#### Task prompt
Word for word, copy out the entries below, but not the pictures in them.

(Collected data)
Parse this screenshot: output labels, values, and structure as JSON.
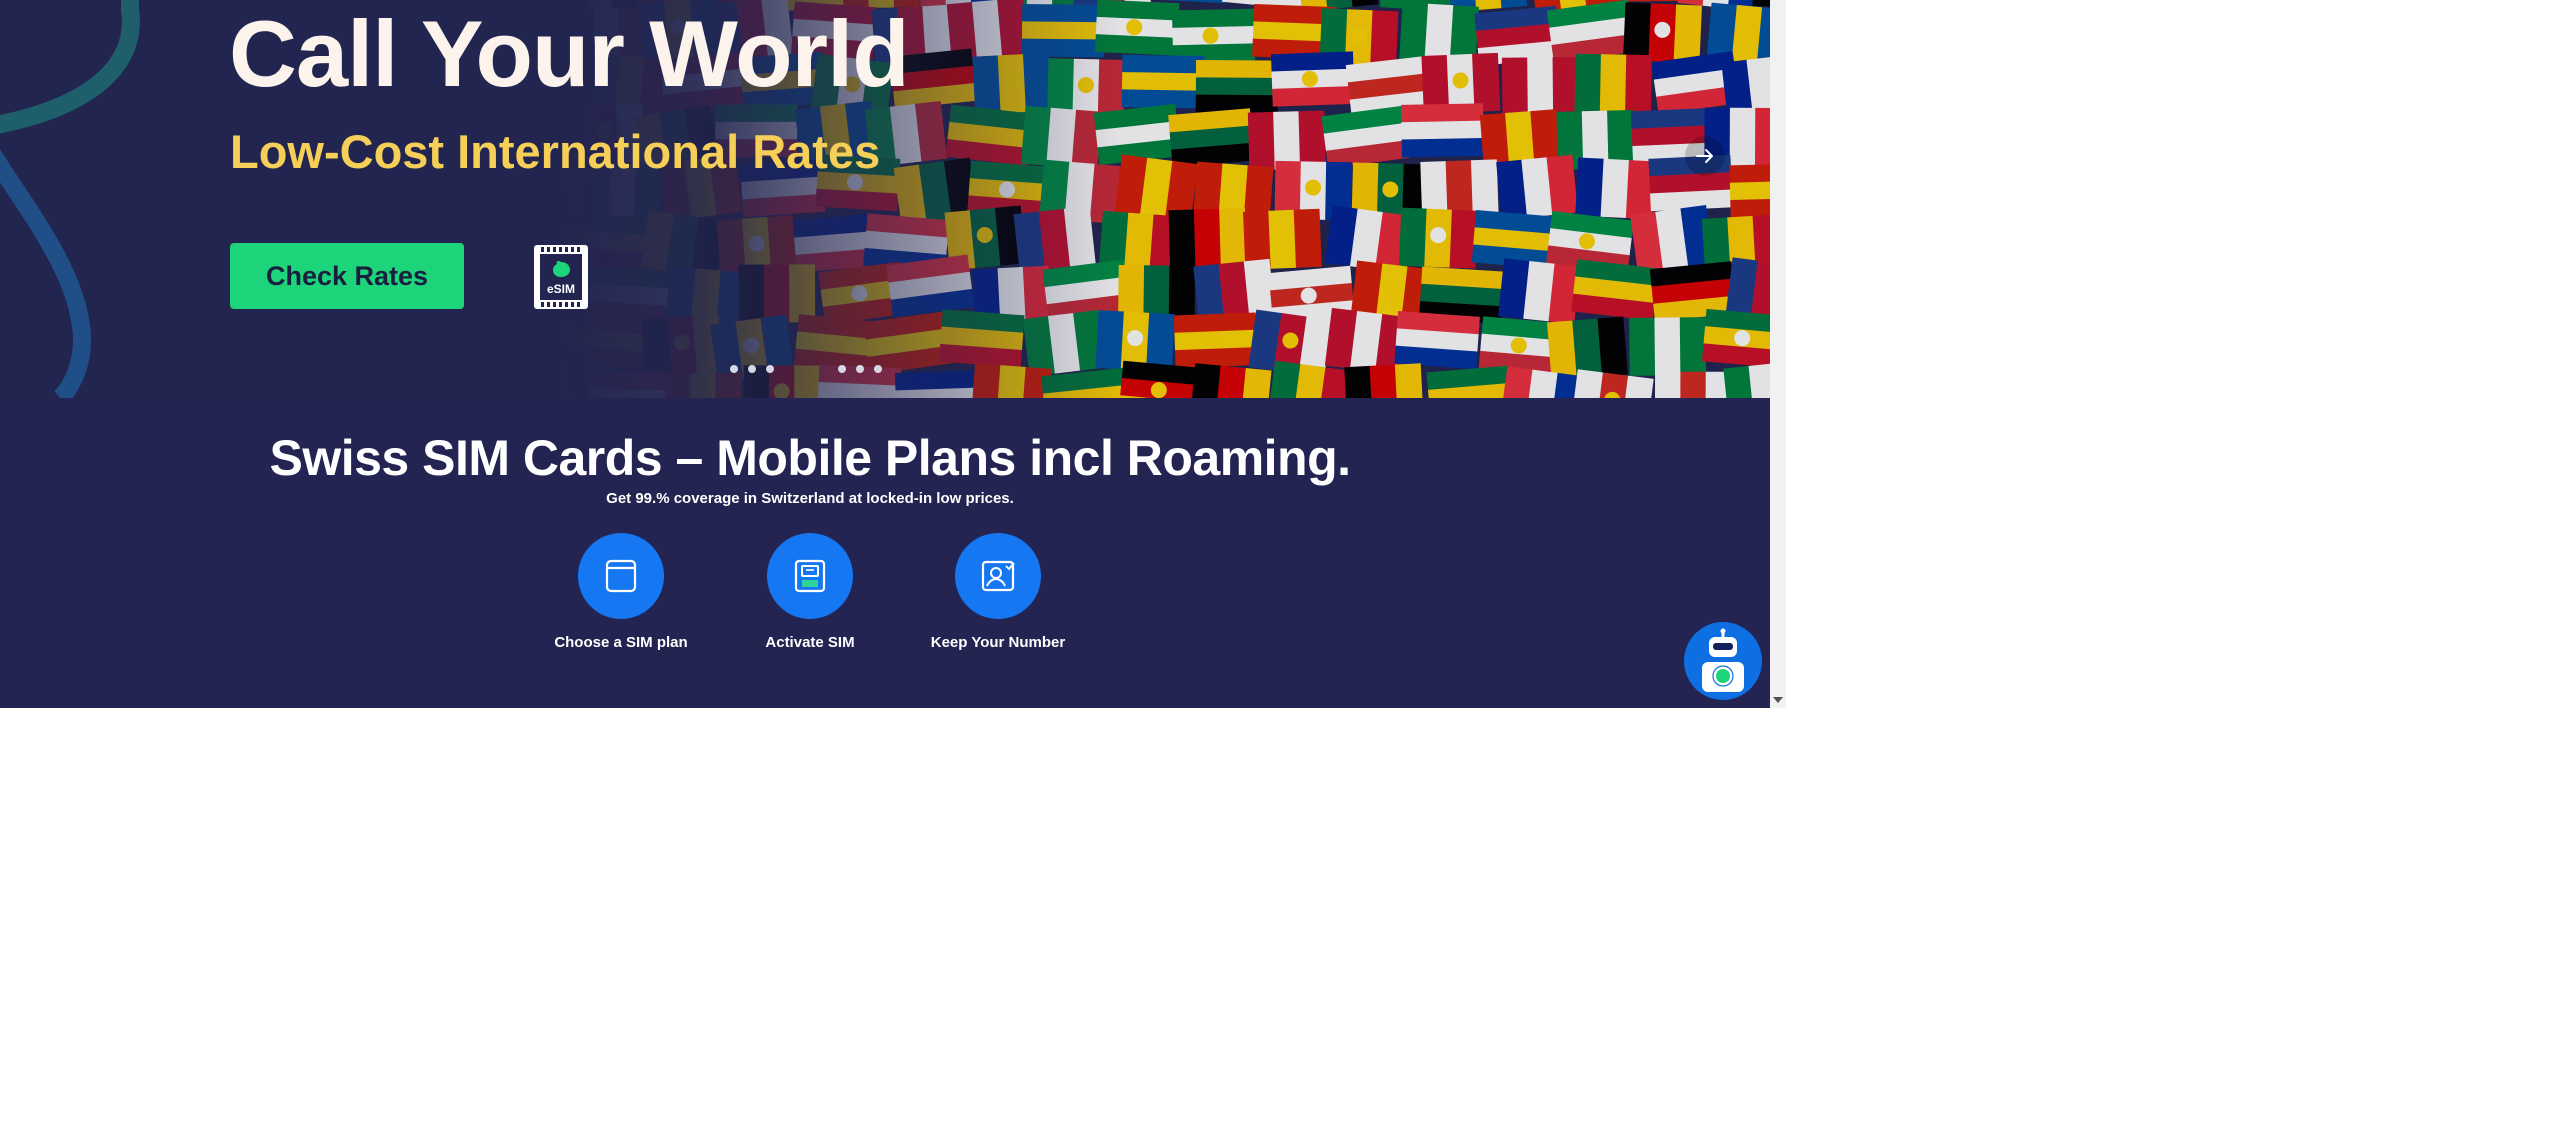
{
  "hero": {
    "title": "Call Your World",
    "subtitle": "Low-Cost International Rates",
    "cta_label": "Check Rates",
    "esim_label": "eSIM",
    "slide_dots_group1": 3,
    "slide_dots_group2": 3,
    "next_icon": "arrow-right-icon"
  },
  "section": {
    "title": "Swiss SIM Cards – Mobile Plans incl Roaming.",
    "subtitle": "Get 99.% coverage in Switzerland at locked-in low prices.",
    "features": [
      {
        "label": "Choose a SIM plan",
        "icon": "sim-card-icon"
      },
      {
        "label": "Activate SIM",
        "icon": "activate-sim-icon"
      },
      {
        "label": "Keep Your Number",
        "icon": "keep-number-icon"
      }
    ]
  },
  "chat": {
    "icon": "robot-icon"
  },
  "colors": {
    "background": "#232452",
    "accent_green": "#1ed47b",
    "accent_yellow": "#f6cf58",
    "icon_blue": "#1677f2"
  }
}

#### Reply
Parse this screenshot: output labels, values, and structure as JSON.
{
  "hero": {
    "title": "Call Your World",
    "subtitle": "Low-Cost International Rates",
    "cta_label": "Check Rates",
    "esim_label": "eSIM",
    "slide_dots_group1": 3,
    "slide_dots_group2": 3,
    "next_icon": "arrow-right-icon"
  },
  "section": {
    "title": "Swiss SIM Cards – Mobile Plans incl Roaming.",
    "subtitle": "Get 99.% coverage in Switzerland at locked-in low prices.",
    "features": [
      {
        "label": "Choose a SIM plan",
        "icon": "sim-card-icon"
      },
      {
        "label": "Activate SIM",
        "icon": "activate-sim-icon"
      },
      {
        "label": "Keep Your Number",
        "icon": "keep-number-icon"
      }
    ]
  },
  "chat": {
    "icon": "robot-icon"
  },
  "colors": {
    "background": "#232452",
    "accent_green": "#1ed47b",
    "accent_yellow": "#f6cf58",
    "icon_blue": "#1677f2"
  }
}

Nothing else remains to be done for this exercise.